He says brain-imaging technologies, such as EEGsand MRIs, can help to legitimize the study of religious and spiritualexperiences. Yet while scientific studies can eliminate some of theproblems of the field, he says, such as a lack of long-termquantifiable data, neurology does not give a full picture of religiousexperiences. He advocates studying unique individual experiences togive studies “ecological validity.”
Ultimately, Wildmanconcludes, contemporary science has made great progress in showing howsome of our feelings, including religious and spiritual ones, areexpressed in the brain. Still, he argues, a better scientificunderstanding of these experiences does not lead to proof or refutationof a higher power — the human soul and its origins, he says, remain amystery.

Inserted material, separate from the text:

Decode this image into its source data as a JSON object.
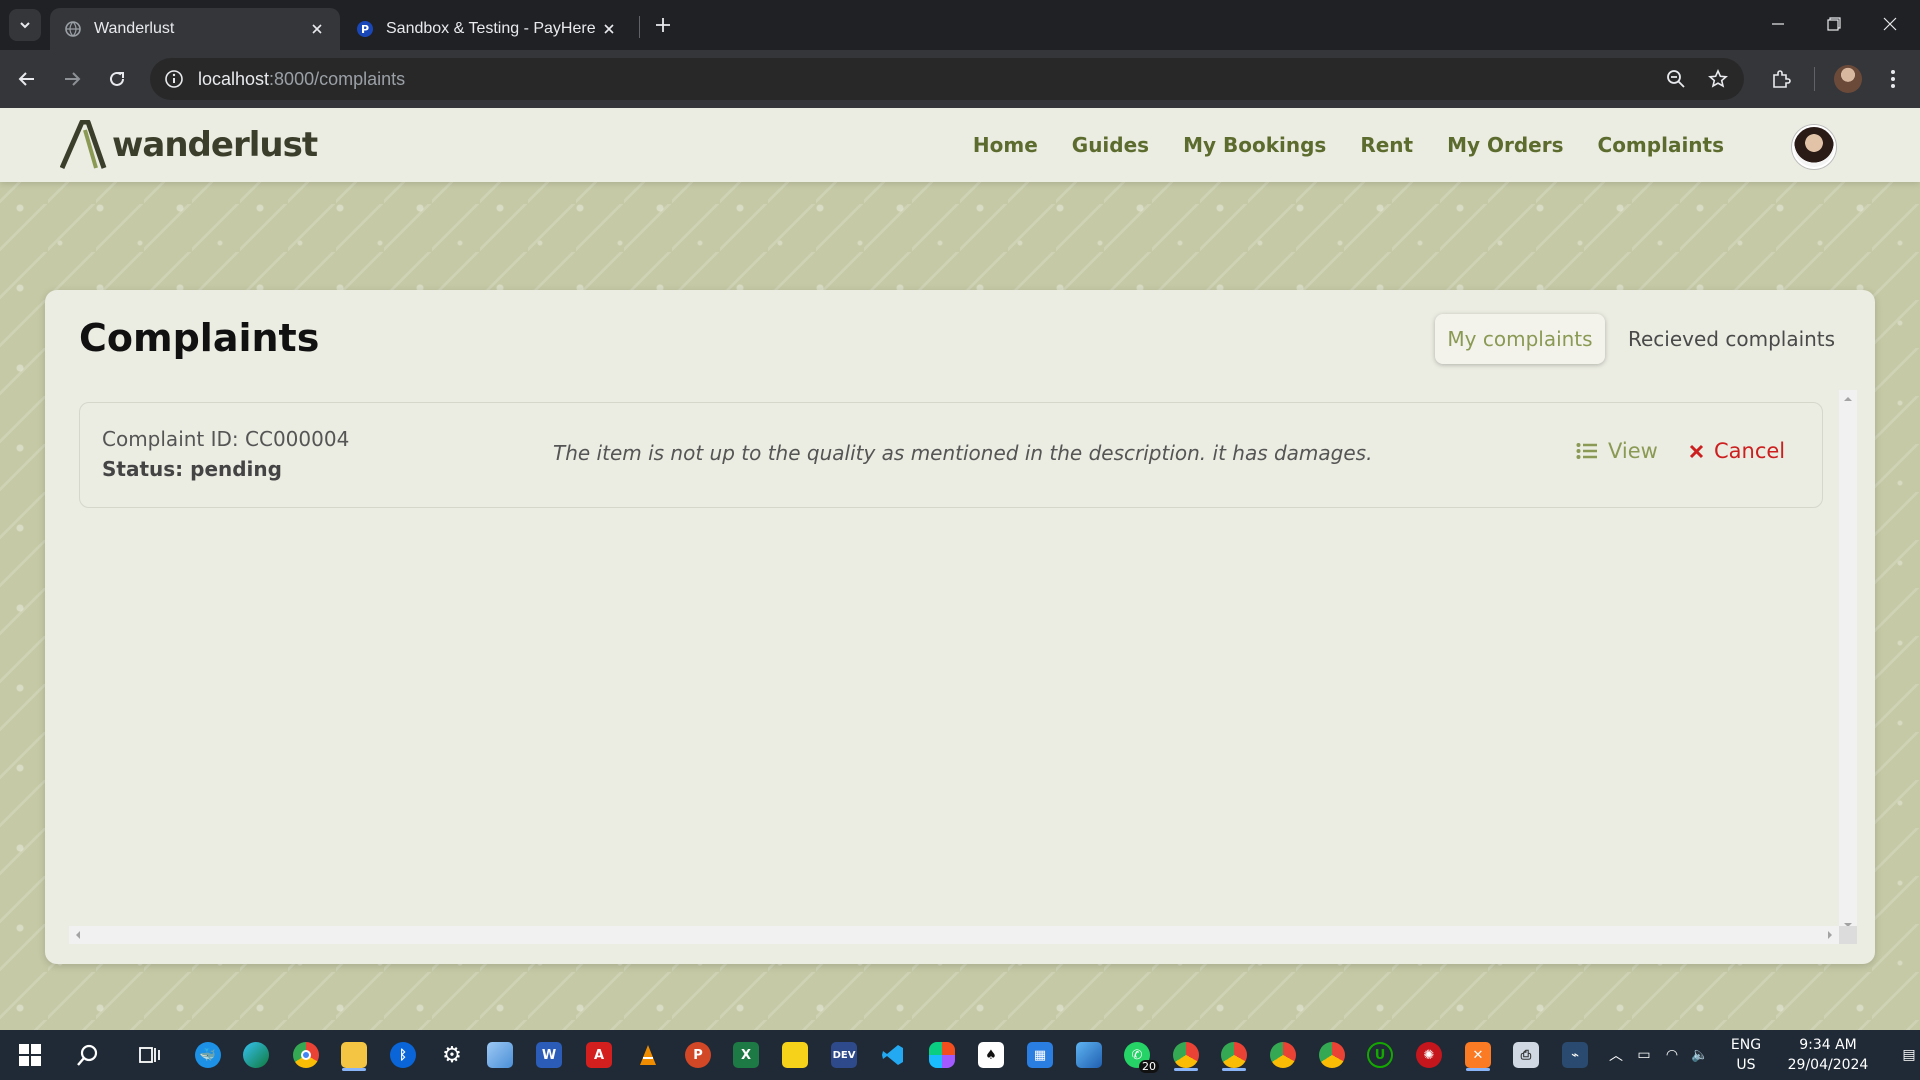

Part of a research project at the Danielsen Institute’sCenter for the Study of Religion and Psychology, the lecture series isfunded by a Templeton Foundation grant from the Metanexus Institute,which administers the Templeton Research Lectures.
October 1, 2007, 7:30 p.m.
About the speaker:
Wesley J. Wildmanis an associate professor of theology and ethics at the BostonUniversity School of Theology, where he directs the doctoral programsin Christian theology, in comparative theology, and in science,philosophy, and religion. Wildman has a bachelor’s in mathematics fromFlinders University and a graduate degree in divinity from theUniversity of Sydney, both in Australia. He earned a doctorate inphilosophical and systematic theology and philosophy of religion fromthe Graduate Theological Union, in Berkeley, California. He haspublished more than 60 articles and the book Fidelity with Plausibility: Modest Christologies in the Twentieth Century. Wildman is the coeditor of the Encyclopedia of Science and Religion,as well as of a collection of debates on contemporary issues in religionand science. He has studied the nature and problems of religiousexperience for over a decade through his involvement with the Divine Action Project at Boston University, sponsored by the Vatican Observatory and the Center for Theology and Natural Sciences, in Berkeley, and the Crosscultural Comparative Religious Ideas Project at BU.An ordained minister in the Uniting Church in Australia, Wildman hasserved churches in Sydney, Australia, and Piedmont, California.